Abstract: There is a growing collection of average-case reductions starting from Planted Clique (or Planted Dense Subgraph) and mapping to a variety of statistics problems, sharply characterizing their computational phase transitions. These reductions transform an instance of Planted Clique, a highly structured problem with its simple clique signal and independent noise, to problems with richer structure. In this talk we aim to make progress in the other direction: to what extent can these problems, which often have complicated dependent noise, be transformed back to Planted Clique? Such a bidirectional reduction between Planted Clique and another problem shows a strong computational equivalence between the two problems. As a concrete instance of a more general result, we consider the planted clique (or dense subgraph) problem in an ambient graph that has dependent edges induced by randomly adding triangles to the Erdos-Renyi graph G(n,p), and show how to successfully eliminate dependence by carefully removing the triangles while approximately preserving the clique (or dense subgraph). In order to analyze our reduction we develop new methods for bounding the total variation distance between dependent distributions.
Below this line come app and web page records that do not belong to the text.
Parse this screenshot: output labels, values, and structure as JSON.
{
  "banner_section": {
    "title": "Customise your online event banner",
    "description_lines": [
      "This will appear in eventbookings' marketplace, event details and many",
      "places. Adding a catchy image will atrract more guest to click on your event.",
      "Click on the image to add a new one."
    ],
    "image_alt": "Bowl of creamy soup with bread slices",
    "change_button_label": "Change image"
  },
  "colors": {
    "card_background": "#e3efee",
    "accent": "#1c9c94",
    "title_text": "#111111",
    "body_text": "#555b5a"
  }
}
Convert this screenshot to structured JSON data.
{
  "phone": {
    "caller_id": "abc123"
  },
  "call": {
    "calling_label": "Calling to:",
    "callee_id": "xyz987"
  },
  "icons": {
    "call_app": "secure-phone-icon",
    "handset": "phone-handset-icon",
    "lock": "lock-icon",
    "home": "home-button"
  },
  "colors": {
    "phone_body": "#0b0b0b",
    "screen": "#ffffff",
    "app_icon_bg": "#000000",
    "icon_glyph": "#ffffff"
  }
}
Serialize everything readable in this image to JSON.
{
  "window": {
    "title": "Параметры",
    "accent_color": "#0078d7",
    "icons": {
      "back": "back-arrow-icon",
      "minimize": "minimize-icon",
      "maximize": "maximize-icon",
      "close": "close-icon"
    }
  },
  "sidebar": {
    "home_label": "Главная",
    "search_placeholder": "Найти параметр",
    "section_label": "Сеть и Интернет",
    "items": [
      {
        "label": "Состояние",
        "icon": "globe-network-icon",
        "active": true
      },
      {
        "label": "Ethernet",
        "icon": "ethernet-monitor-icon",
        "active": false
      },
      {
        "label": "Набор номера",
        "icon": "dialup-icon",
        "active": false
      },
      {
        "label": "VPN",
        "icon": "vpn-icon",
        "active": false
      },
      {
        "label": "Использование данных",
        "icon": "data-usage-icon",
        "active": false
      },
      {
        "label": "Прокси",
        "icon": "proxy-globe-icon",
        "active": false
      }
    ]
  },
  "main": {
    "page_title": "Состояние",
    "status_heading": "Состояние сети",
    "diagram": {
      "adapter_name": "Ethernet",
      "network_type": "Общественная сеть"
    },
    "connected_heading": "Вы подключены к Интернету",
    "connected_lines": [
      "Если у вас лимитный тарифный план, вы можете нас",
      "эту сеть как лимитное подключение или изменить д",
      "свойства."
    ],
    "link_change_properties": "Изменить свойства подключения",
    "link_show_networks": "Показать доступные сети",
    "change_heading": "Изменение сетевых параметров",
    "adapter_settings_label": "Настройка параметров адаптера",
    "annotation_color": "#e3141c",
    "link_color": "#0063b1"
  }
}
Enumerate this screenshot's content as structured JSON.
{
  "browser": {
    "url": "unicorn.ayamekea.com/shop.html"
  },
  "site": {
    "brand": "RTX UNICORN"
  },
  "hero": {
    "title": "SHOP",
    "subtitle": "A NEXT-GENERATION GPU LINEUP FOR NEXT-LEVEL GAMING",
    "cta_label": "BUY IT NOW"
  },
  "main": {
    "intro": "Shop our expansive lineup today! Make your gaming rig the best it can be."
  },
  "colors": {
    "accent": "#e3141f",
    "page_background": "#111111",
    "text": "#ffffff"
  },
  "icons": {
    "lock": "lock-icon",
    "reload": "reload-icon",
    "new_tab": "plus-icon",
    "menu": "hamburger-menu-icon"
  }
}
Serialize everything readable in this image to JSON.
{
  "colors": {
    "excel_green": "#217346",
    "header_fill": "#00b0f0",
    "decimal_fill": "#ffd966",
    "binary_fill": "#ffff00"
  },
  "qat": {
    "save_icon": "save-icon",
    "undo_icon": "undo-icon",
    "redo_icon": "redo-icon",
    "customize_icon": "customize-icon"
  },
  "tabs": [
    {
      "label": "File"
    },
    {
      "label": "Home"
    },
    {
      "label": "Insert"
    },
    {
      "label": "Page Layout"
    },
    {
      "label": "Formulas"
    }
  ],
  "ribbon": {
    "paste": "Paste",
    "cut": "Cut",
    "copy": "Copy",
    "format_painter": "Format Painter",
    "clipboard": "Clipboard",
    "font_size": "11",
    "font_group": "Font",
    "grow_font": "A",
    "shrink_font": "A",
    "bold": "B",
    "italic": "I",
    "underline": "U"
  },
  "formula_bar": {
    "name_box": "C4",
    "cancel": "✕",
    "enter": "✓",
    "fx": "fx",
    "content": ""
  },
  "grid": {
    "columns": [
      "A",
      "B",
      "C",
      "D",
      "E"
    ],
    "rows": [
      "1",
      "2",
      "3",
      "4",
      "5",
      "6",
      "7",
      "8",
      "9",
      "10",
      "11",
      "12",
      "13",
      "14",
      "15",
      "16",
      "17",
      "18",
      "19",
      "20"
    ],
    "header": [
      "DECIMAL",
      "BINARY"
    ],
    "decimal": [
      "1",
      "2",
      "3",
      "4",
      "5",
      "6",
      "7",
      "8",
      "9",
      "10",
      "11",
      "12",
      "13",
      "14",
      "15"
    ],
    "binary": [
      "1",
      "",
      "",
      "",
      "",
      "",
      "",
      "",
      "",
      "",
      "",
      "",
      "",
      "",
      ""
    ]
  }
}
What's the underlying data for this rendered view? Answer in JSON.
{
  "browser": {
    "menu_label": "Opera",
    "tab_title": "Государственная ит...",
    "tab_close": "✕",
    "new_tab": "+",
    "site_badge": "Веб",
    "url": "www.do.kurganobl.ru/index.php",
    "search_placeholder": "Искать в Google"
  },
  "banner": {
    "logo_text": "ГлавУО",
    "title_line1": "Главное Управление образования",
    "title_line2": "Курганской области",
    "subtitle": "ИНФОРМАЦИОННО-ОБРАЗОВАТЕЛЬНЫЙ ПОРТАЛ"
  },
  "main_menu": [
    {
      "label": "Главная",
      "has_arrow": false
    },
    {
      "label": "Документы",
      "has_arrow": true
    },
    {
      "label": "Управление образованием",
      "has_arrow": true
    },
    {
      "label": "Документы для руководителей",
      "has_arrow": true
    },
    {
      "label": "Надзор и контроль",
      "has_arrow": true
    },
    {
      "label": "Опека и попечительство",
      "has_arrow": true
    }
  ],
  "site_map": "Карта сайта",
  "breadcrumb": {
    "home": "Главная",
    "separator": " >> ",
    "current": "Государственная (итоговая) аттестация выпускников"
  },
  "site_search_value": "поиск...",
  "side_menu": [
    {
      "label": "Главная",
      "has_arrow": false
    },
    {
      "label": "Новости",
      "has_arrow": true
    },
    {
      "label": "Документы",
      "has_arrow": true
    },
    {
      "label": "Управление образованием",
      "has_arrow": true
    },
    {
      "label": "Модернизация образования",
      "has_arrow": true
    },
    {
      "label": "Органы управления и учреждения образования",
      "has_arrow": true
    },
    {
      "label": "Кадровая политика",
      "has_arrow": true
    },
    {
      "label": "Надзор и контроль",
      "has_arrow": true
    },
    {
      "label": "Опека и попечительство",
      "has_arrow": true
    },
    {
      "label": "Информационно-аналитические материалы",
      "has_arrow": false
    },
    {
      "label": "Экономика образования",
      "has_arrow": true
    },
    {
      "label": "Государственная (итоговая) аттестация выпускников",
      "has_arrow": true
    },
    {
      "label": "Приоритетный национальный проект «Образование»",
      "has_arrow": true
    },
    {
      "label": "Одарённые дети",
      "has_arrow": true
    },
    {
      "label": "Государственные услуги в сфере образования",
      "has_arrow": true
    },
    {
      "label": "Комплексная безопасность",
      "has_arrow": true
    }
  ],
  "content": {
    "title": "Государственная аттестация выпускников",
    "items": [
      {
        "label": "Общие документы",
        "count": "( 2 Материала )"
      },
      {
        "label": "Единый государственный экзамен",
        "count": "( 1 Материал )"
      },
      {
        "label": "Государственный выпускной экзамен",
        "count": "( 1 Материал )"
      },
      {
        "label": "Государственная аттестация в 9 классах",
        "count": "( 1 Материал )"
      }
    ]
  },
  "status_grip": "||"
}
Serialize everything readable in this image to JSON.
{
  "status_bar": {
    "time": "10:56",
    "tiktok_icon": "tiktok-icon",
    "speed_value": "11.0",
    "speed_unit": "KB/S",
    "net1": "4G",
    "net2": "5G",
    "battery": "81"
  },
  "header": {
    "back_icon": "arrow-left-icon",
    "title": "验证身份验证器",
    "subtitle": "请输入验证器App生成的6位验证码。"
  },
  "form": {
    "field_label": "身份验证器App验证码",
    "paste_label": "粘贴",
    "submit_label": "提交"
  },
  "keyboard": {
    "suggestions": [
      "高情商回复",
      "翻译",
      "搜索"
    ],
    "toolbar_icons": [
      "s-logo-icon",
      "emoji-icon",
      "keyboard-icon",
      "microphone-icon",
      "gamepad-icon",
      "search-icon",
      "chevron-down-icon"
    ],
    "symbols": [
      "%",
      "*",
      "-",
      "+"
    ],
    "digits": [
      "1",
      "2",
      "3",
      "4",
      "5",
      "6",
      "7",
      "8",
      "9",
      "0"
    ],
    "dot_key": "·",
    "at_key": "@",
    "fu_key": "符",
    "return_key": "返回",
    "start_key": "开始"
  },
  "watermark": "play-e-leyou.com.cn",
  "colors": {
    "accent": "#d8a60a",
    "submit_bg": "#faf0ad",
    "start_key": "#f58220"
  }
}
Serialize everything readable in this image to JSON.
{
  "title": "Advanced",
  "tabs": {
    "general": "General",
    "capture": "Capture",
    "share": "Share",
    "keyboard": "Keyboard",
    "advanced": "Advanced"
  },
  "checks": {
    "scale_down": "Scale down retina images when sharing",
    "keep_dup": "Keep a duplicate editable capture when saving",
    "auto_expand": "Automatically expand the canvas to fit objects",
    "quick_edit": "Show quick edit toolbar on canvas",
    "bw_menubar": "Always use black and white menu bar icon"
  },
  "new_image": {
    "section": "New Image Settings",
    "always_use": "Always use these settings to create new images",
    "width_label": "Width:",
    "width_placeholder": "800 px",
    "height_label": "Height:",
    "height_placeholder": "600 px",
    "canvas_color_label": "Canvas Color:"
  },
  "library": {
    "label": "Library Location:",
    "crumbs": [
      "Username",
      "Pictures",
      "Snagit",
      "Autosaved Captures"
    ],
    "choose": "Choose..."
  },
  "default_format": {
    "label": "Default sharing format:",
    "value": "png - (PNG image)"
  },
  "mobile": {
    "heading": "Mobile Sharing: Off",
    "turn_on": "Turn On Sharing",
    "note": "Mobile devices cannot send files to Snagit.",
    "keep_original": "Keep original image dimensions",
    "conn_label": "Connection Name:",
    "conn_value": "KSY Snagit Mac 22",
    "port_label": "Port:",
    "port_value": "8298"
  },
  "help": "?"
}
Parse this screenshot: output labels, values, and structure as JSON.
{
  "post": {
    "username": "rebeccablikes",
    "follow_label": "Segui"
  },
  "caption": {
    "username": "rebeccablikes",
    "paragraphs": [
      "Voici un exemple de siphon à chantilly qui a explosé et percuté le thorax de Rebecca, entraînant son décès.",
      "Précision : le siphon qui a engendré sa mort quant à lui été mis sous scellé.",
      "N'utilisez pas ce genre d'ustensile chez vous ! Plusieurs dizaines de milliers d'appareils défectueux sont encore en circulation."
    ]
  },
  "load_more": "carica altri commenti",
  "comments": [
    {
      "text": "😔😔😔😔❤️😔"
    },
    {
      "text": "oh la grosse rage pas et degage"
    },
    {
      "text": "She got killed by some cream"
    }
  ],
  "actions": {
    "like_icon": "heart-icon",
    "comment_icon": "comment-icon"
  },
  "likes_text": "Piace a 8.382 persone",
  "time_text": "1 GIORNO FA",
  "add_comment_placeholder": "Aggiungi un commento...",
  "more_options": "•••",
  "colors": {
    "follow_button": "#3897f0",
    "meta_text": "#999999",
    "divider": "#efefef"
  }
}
Joint work with Chenghao Guo and Yury Polyanskiy.
Bio: Guy Bresler is an associate professor in the Department of Electrical Engineering and Computer Science at MIT, and a member of LIDS and IDSS. A major focus of his research is on the computational complexity of statistical inference, a direction that combines his interests in information theory, probability, and computation.